This appeared in today's The Indian Express
THE JOKERS Albert Cossery
THE JOKERS Albert Cossery
With the cries from Tahrir Square still being heard all over the world, Albert Cossery’s The Jokers is a tart reminder that there’s more than one way to skin a cat. Written in French in 1964, and now translated by Anna Moschovakis, this slim, elegant work deals with challenging a repressive regime through the weapons of derision and mockery. As such, it is suffused with irony and gleeful malice.
The Cairo-born Cossery moved to Paris after World War II, where he lived till his death in 2008. The Jokers, the fifth novel of the author who was referred to as the Voltaire of the Nile, is set in an unnamed Middle Eastern city, although James Buchan’s introduction specifically states that the setting is Alexandria.
In this city, a group of people come together to oppose the bug-eyed governor, a symbol of the administration, whose latest decree is that beggars be removed from the streets. For this new breed of revolutionaries, the governor and his ilk are “nothing but puppets pulled by strings, their words and gestures nothing but the grotesque convulsions of a buffoon”.

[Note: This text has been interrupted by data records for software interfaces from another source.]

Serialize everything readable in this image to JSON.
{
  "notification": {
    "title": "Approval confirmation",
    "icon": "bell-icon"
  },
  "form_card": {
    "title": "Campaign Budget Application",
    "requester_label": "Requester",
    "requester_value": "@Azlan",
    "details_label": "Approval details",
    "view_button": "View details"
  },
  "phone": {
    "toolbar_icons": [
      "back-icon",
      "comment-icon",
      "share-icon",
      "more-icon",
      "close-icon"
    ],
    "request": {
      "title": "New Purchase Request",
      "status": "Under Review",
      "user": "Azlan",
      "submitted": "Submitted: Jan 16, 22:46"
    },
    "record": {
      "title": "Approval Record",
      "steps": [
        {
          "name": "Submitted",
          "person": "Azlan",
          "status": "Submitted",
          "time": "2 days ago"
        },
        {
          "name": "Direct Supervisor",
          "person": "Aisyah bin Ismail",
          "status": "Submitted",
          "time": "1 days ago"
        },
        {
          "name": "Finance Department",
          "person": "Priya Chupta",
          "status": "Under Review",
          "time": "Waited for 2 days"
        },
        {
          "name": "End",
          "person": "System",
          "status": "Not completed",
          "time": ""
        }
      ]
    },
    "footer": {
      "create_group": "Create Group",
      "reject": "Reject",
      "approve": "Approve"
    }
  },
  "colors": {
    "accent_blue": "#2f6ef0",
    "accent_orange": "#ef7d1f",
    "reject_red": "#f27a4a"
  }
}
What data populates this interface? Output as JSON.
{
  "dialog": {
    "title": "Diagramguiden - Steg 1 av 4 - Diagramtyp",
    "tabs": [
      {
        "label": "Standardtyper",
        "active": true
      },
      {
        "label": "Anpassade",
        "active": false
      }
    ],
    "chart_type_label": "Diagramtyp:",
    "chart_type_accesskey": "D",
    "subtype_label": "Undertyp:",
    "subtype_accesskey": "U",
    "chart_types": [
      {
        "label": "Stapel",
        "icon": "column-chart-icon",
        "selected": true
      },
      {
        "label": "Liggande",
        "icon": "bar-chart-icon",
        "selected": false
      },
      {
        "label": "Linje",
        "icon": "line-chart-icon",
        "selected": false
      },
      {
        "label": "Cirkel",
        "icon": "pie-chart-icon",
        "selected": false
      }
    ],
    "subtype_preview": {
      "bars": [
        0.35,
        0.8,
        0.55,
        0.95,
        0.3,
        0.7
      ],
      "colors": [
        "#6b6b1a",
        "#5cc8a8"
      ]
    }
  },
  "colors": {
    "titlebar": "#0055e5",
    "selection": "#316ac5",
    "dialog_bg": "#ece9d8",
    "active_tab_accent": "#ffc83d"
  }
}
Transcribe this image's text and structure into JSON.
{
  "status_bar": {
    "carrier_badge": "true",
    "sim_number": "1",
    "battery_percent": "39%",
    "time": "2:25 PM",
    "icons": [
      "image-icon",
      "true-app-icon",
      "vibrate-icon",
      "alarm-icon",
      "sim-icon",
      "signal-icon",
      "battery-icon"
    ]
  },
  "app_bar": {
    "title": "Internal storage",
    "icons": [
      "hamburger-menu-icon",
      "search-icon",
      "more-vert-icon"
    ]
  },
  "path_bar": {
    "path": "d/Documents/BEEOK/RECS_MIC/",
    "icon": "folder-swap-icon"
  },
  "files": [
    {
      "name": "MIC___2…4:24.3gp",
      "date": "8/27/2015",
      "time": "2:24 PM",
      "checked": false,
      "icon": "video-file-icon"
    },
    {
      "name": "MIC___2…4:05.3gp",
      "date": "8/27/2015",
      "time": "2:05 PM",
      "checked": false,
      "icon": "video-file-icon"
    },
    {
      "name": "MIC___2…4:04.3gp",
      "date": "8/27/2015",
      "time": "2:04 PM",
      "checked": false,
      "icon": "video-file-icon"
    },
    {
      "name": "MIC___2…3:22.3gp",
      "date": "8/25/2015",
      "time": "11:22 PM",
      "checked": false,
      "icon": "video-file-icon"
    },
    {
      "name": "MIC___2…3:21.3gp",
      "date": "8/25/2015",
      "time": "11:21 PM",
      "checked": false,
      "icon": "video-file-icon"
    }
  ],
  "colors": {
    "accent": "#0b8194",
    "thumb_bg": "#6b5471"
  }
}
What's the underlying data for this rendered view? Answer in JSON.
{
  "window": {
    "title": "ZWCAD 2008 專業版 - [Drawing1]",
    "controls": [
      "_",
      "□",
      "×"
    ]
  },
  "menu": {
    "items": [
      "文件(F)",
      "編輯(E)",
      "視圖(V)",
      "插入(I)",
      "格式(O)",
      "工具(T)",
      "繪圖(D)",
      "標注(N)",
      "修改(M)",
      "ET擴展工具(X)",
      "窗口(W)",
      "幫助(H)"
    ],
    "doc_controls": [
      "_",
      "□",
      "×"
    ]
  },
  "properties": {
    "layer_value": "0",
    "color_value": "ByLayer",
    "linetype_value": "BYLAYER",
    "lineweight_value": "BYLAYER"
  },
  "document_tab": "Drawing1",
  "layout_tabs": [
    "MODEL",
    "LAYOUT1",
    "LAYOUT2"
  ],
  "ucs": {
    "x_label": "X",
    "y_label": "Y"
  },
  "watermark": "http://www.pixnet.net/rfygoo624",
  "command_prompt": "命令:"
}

The four of them – a charismatic landowner, a louche man-about-town, a self-made businessman and a schoolteacher – come up with a plan to paste posters all over the city that praise the governor to such an extent that laughter would be the only possible response. Later, they write to the newspapers calling upon the public to donate money to be able to erect a large statue of the governor. This, then, is revolution via ridicule: a refusal to take corruption and venality seriously, to laugh in the face of Big Brother.
As a counterpoint, Cossery also depicts a more typical, violence-prone revolutionary, mocking his misplaced sense of pride and determination to engage with the authorities at all costs. The ringleader of the jokers, on the other hand, claims that he wants to let “tyrants lead the way and [be] even stupider than they are…they’ll have to prove themselves the greatest buffoons of all”. It’s a statement that brings to mind the actions of Jaroslav Hasek’s good soldier Švejk.
It’s not wonderfully entertaining all the way, though. At one point, the interiors of a casino are described as being reminiscent of “a Hindu tomb”. Indeed. While this may be a fault of the translation, a larger issue is the casual misogyny with which Cossery treats his female characters, and the fact that one of them, a daughter of the governor’s powerful ally, is shown to be a seductress manqué when she is merely “almost seventeen”.
For all that, The Jokers is memorable for its subversive satire that masks a deep-seated contempt for oppression and human vanity. It’s said of one of the book’s characters that “he delighted in the endless spectacle of man’s folly and, like a child at a circus, never failed to find life wildly entertaining”. Throw in a dash of disdain, and it’s a statement that could well be applied to the author himself.